CALAVERAS COUNTY (KPIX 5) — Some residents of Calaveras County say the pot boom has turned to bust and now there’s a new movement to ban marijuana growing there.
But just six months ago, this rural county in Northern California was the center of the state’s new green rush.READ MORE: UPDATE: Judge Denies Bail for Los Gatos Mom Accused of Hosting Drunken Teen Sex Parties
Chad, a marijuana grower in the region told KPIX 5, he “pretty much invested everything, all in, expecting it to be a long term thing.”
Chad shelled out more than $20,000 in permits last year to legally grow commercial marijuana in Calaveras County.
“Invest everything in and now they’re telling us we got a year to go and they’re going to shut us down so I don’t know,” Chad said laughing nervously.
Like an estimated 750 other legally registered growers, his six figure agricultural investment may be going up in smoke.
Bill McManus with the Committee to Ban Commercial Cultivation said, “We’ve seen entire communities destroyed, the way of life, the environmental damage, generators running 24/7, the stench of pot growing in the summertime.”READ MORE: Oakland Accepting Applications For 2nd Phase Of Guaranteed Income Pilot Program
McManus and his group say the once quiet foothill community has changed since the county began registering legal growers under an emergency ordinance last spring.
“Guard dogs, pit bulls running loose, we have a DA dealing with nine homicides right now. We’ve had five wildland fires caused by pot grows,” McManus said.
The group has gathered more than 5,000 signatures in what’s believed to be the first voter-initiated ordinance to ban all pot growing. It would kill the county’s pot-friendly regulations and even calls for shutting down the dispensaries.
Smiley, a Calaveras County resident, told KPIX 5, “It’s just going to go underground again.”
He said, “They’re going to still want it cause it actually works and it’s cheaper and more effective than what the doctor gives them.”
California’s passage of Prop. 64 allows individuals to grow up to six plants for personal use, but pot proponents in Calaveras County say a complete ban would only deprive tax payers of the benefits of more than $300 million in taxable crop in an already cash strapped county.MORE NEWS: Jefferson Award Winner Helps Keep Thousands Of East Bay Seniors Fed

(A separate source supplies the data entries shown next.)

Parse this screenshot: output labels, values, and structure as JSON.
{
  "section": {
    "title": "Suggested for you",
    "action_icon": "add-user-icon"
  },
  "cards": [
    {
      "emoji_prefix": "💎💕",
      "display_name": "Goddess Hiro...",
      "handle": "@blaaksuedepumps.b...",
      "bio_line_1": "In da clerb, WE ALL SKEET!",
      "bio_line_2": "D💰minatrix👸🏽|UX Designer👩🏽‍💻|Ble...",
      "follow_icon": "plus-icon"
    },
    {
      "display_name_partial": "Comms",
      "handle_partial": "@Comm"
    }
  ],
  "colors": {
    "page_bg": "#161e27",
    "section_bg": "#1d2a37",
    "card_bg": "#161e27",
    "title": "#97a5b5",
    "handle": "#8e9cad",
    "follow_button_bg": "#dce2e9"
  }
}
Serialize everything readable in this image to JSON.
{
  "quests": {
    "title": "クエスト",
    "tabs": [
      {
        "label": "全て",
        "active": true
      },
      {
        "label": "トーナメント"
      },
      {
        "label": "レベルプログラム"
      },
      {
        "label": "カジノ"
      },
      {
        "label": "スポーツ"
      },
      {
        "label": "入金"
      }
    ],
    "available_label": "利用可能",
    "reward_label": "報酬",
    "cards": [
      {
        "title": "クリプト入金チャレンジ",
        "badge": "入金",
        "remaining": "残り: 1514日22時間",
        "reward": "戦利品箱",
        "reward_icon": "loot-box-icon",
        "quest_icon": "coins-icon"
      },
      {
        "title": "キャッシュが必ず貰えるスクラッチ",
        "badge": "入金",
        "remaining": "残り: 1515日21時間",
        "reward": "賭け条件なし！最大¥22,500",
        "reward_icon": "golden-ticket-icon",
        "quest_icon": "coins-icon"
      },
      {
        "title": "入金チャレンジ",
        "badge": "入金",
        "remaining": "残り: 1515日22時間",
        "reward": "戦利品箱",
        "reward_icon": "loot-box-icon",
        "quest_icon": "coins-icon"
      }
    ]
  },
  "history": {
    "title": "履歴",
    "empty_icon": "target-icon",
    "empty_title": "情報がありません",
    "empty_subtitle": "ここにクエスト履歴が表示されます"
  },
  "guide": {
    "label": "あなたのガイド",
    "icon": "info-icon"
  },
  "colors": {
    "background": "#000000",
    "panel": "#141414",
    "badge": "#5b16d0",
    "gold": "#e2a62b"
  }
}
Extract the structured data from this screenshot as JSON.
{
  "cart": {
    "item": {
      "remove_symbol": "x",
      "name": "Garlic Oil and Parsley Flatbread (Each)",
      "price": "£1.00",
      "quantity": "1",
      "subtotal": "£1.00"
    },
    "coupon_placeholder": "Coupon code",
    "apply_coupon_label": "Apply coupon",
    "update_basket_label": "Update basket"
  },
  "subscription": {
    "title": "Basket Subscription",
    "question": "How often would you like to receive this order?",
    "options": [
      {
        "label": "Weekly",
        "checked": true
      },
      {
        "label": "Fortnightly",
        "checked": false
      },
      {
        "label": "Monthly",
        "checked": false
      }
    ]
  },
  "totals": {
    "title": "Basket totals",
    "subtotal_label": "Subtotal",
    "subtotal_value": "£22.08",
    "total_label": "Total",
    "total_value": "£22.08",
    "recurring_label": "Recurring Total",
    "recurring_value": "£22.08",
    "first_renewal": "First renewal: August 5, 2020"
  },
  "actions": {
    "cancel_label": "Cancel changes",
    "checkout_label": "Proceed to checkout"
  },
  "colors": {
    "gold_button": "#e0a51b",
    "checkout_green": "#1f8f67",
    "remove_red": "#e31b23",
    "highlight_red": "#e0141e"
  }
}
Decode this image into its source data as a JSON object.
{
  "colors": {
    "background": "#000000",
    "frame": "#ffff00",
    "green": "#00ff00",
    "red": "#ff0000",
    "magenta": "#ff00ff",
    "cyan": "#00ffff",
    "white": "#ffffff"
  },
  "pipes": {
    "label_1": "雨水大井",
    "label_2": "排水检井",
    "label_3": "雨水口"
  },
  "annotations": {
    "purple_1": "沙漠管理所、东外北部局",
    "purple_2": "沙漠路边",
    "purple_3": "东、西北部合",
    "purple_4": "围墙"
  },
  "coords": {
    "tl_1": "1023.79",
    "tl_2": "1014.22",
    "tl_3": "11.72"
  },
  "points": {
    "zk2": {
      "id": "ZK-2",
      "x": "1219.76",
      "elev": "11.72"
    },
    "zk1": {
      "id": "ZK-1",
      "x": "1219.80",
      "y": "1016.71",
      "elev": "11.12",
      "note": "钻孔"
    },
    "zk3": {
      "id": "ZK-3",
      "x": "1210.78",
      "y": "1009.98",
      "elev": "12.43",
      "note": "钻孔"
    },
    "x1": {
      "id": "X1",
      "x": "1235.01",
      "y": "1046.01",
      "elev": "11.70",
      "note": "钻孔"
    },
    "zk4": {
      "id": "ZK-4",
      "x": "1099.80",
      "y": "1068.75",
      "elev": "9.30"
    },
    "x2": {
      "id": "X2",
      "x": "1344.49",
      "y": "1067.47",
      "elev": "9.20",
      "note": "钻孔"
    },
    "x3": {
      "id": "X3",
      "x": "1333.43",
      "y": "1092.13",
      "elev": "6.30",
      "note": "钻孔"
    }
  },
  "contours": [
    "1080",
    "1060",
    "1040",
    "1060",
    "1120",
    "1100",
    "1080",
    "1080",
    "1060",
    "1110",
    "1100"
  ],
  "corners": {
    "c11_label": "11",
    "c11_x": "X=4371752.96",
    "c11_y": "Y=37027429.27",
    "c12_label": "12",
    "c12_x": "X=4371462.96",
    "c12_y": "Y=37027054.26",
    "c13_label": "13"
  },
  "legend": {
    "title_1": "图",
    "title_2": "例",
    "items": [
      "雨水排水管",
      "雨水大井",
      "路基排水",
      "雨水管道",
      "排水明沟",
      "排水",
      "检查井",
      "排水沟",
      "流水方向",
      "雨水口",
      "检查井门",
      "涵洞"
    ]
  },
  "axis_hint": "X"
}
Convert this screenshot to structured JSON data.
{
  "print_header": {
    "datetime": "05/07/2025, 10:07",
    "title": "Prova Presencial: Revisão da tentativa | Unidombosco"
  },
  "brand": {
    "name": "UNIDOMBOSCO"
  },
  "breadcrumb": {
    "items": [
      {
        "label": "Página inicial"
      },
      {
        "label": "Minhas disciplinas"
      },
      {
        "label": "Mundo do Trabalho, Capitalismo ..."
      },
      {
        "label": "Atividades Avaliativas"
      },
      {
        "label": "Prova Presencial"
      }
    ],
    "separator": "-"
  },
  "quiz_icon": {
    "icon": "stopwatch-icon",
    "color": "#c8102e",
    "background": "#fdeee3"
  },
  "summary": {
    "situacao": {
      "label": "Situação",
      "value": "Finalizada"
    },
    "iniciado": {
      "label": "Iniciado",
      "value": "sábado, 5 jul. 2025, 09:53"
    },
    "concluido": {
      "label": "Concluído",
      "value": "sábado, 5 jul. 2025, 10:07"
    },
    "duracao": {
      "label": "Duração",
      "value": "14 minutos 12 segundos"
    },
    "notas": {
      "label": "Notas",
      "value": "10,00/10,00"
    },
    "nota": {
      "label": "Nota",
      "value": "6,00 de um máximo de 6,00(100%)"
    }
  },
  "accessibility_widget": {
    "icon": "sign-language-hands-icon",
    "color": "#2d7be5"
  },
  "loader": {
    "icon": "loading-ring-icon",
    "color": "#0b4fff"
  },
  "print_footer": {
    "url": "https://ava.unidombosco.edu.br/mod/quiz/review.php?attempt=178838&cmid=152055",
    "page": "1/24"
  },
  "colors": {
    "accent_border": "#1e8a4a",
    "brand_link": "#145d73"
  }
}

The Calaveras County board of supervisors will meet and could decide at that meeting to ban cannabis cultivation altogether or they could let the voters decide this spring.